VicFlip Session 1: the seminar
Pierre and Claire teach across several high-enrolment, first-year core courses at Auckland University of Technology (AUT) in the School of Interprofessional Health studies catering for health, sport, and applied science students. Servicing over 1800 students per year, knowledge, enquiry and communication, an academic literacy and writing course, is the largest paper at AUT. Pierre, Claire, and their team were recent recipients of the AUT Vice Chancellor’s Award for Teaching Excellence (2015) for their flipped classroom initiative within this course.
Initially delivered as traditional large-group, extended (90-minute) lecture sessions streamed to multiple campuses at one time, Pierre and Claire 'flipped' this course and now deliver it in a collection of shorter online lecture modules supported by a strong alignment with interactive tutorial activities, which has had positive outcomes for students. This model has helped to guide their students through developing a chosen research topic, finding credible supporting information, thinking critically about the research process while encouraging self-directed learning and ultimately self-reliance.
Pierre and Claire have placed the following principles at the core of the flipped classroom redesign:
- prioritising student experience
- listening and acting on feedback
- proactive innovation
- constructive alignment
- regular iterative redesign.
In this seminar, Claire and Pierre are offering their experiences so far, from the initial concept to the current fourth iteration of the course as a flipped classroom.
VicFlip Session2–the interactive workshop
This workshop is an opportunity for participants to have a hands-on experience of the major aspects of a flipped classroom initiative. Doing so will assist in understanding/demystifying the concept, its deployment, and sustainability.
A series of four 20-minute activities will cover the student perception of the flipped classroom, how to capitalise on this knowledge for the creation of digital assets, the importance of face-to-face sessions to expand the basic concepts, and finally the role of assessment strategies to evaluate the effectiveness of the model.
In the spirit of the flipped classroom and its class preparatory activities, workshop attendees will be asked to view a short video and carry out a mysterious (and delicious) task in their own time, prior to attending. Additional details about the task will be sent out after registration (no spoilers).

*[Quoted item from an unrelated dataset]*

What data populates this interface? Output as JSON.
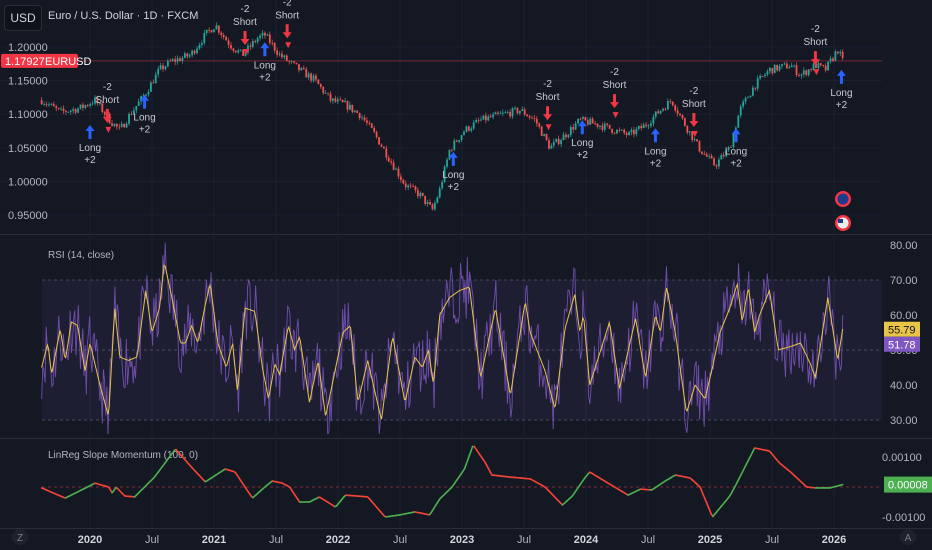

If you are involved/interested in the following this workshop is for you:
- Online course delivery or use of digital assets in teaching student engagement, particularly for first-year classes.
- Teaching classes with high proportions of Māori/Pasifika students and students for whom English is not their first language.
- Development of collaborative work on courses between Centre for Academic Development, Digital Solutions, and teaching staff.
- Teaching and assessing critical thinking and communication skills.
- Delivery of courses asynchronously and/or to multiple campuses.
- Finding out more about how teaching is done at other institutions.
What's your blend?
What is blended learning? Is it something that I might want to consider looking at for course design and delivery? What does it offer, and how have other colleagues from a range of disciplines across the University made use of it? What support is available to me if I do want to adopt this approach?
These questions, among others will inform a joint VicTeach and Victoria Business School sponsored event. While the event is being held on the Pipitea Campus, all Victoria teaching and teaching support staff are welcome to attend. The objective of the workshop is to provide participants with an understanding of what blended learning is, an opportunity to hear from colleagues who are using this mode of learning and teaching, and to reflect on what it may have to offer to individual course coordinators and programme directors.
In essence this workshop will provide an opportunity to become familiar with this mode of learning and teaching (to answer the ‘what’ and ‘what if’ questions), and will be a prelude to further workshops and seminars—many of which are already being offered—focused on the specific skills and technologies to make it happen (the ‘how’ questions).